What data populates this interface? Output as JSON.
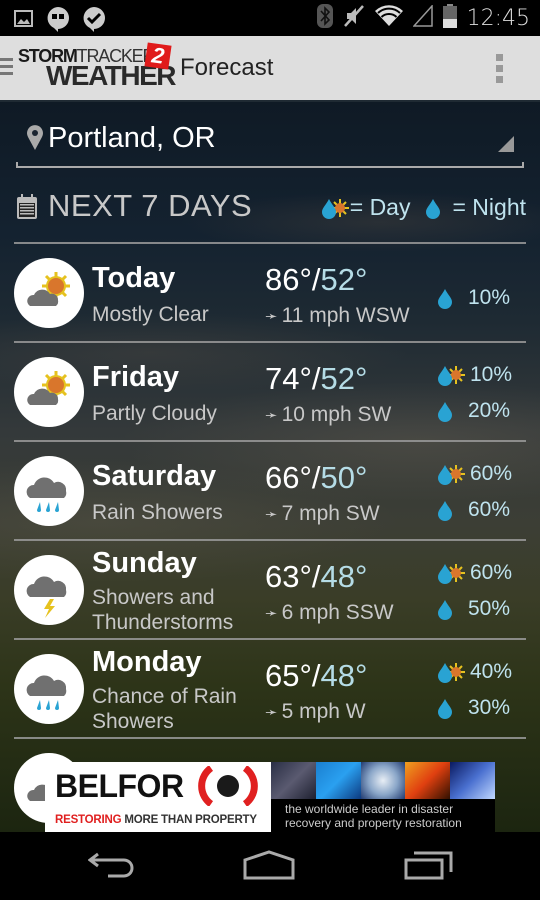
{
  "status_bar": {
    "time": "12:45",
    "left_icons": [
      "gallery-icon",
      "hangouts-icon",
      "check-message-icon"
    ],
    "right_icons": [
      "bluetooth-icon",
      "muted-icon",
      "wifi-icon",
      "cell-signal-icon",
      "battery-icon"
    ]
  },
  "action_bar": {
    "logo_line1_bold": "STORM",
    "logo_line1_thin": "TRACKER",
    "logo_line2": "WEATHER",
    "logo_badge": "2",
    "title": "Forecast"
  },
  "location": {
    "value": "Portland, OR"
  },
  "section": {
    "title": "NEXT 7 DAYS",
    "legend_day": "= Day",
    "legend_night": "= Night"
  },
  "forecast": [
    {
      "day": "Today",
      "condition": "Mostly Clear",
      "high": "86°",
      "low": "52°",
      "wind": "11 mph WSW",
      "icon": "partly-sunny",
      "day_precip": null,
      "night_precip": "10%"
    },
    {
      "day": "Friday",
      "condition": "Partly Cloudy",
      "high": "74°",
      "low": "52°",
      "wind": "10 mph SW",
      "icon": "partly-sunny",
      "day_precip": "10%",
      "night_precip": "20%"
    },
    {
      "day": "Saturday",
      "condition": "Rain Showers",
      "high": "66°",
      "low": "50°",
      "wind": "7 mph SW",
      "icon": "rain",
      "day_precip": "60%",
      "night_precip": "60%"
    },
    {
      "day": "Sunday",
      "condition": "Showers and Thunderstorms",
      "high": "63°",
      "low": "48°",
      "wind": "6 mph SSW",
      "icon": "thunderstorm",
      "day_precip": "60%",
      "night_precip": "50%"
    },
    {
      "day": "Monday",
      "condition": "Chance of Rain Showers",
      "high": "65°",
      "low": "48°",
      "wind": "5 mph W",
      "icon": "rain",
      "day_precip": "40%",
      "night_precip": "30%"
    }
  ],
  "ad": {
    "brand": "BELFOR",
    "tagline_red": "RESTORING",
    "tagline_rest": " MORE THAN PROPERTY",
    "caption_line1": "the worldwide leader in disaster",
    "caption_line2": "recovery and property restoration"
  },
  "colors": {
    "accent_blue": "#29a3d3",
    "sun_orange": "#d9762c",
    "sun_yellow": "#e6c21f",
    "brand_red": "#e01b1b"
  }
}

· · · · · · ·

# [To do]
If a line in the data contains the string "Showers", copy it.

# [Result for this task]
      "condition": "Rain Showers",
      "condition": "Showers and Thunderstorms",
      "condition": "Chance of Rain Showers",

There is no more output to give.